Charity leaders met in Washington this week to save their services from being thrown over the proverbial fiscal cliff.
Nonprofits spent Wednesday this week lobbying Congress in an effort to fight a potential cap on charitable deductions, which could save the government some $50 billion a year in tax breaks, according to the New York Times.
The galvanized effort among nonprofits during Congress' deficit-reduction negotiations is unprecedented, sector leaders said.
“Normally, every nonprofit is focused on its own particular mission, whether saving the environment, or helping children, or imbuing a greater appreciation for art,” Diana Aviv, the CEO of Independent Sector, told the New York Times. “For the first time, I’ve seen the sector coming together. We’re like Rip Van Winkle waking up and saying, This is not O.K.!”
Philanthropy News Digest points out that decreasing the charitable deduction could potentially deter giving by anywhere from .4 percent to 2.3 percent -- up to $7 billion a year.
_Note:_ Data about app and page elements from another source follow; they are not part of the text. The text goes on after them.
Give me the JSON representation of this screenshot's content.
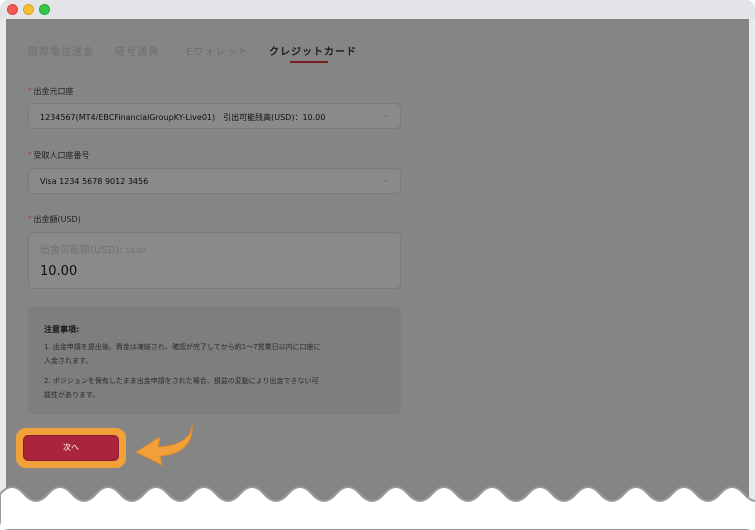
{
  "tabs": [
    {
      "label": "国際電信送金"
    },
    {
      "label": "暗号通貨"
    },
    {
      "label": "Eウォレット"
    },
    {
      "label": "クレジットカード"
    }
  ],
  "source_account": {
    "required_mark": "*",
    "label": "出金元口座",
    "value": "1234567(MT4/EBCFinancialGroupKY-Live01)　引出可能残高(USD)：10.00"
  },
  "recipient_account": {
    "required_mark": "*",
    "label": "受取人口座番号",
    "value": "Visa 1234 5678 9012 3456"
  },
  "amount": {
    "required_mark": "*",
    "label": "出金額(USD)",
    "placeholder_main": "出金可能額(USD):",
    "placeholder_value": "10.00",
    "value": "10.00"
  },
  "notice": {
    "title": "注意事項:",
    "lines": [
      "1. 出金申請を提出後、資金は凍結され、確認が完了してから約1～7営業日以内に口座に",
      "入金されます。",
      "2. ポジションを保有したまま出金申請をされた場合、損益の変動により出金できない可",
      "能性があります。"
    ]
  },
  "next_button": {
    "label": "次へ"
  },
  "colors": {
    "accent": "#a8253c",
    "highlight": "#f2a13a",
    "overlay": "#858585"
  }
}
President Obama warned this week that Republican tax proposals, which wouldn't raise rates, would threaten services for the needy, which benefit from donors who receive charitable deductions. Obama has stated that averting the “fiscal cliff” won't be possible without increases in tax rates, Reuters reports.
"If you eliminated charitable deductions, that means every hospital and university and not-for-profit agency across the country would suddenly find themselves on the verge of collapse," Obama said.
The White House has long backed reducing charitable-giving deduction limits from 35 percent to 28 percent for individuals earning more than $200,000 and married couples earning more than $250,000.
The White House invited nonprofit leaders this week to the White House to support tax increases on the wealthy, The Chronicle of Philanthropy reports.
This is a slippery slope for the sector since end-of-year giving is in full swing and donors are looking to reap the benefits of a tax break.
"If nonprofit leaders don't want changes to the charitable deduction, it is imperative that we get behind the president's call for higher tax rates on the wealthy. The majority of nonprofits know this is true, and I urge the hundreds of nonprofit leaders who have traveled to our nation's capital for visits with members of Congress today to clearly advocate for higher tax rates on the wealthy in addition to their advocacy in opposition to any changes to the charitable deduction."
Others in the nonprofit sector say they simply want clarity.
"The President is sending mixed messages to the charitable community," Sue Santa, senior vice president of the Philanthropy Roundtable, said in a release. "On one hand, he wants to limit the charitable deduction. On the other, he wants millionaires to continue to give to charity while also paying higher taxes."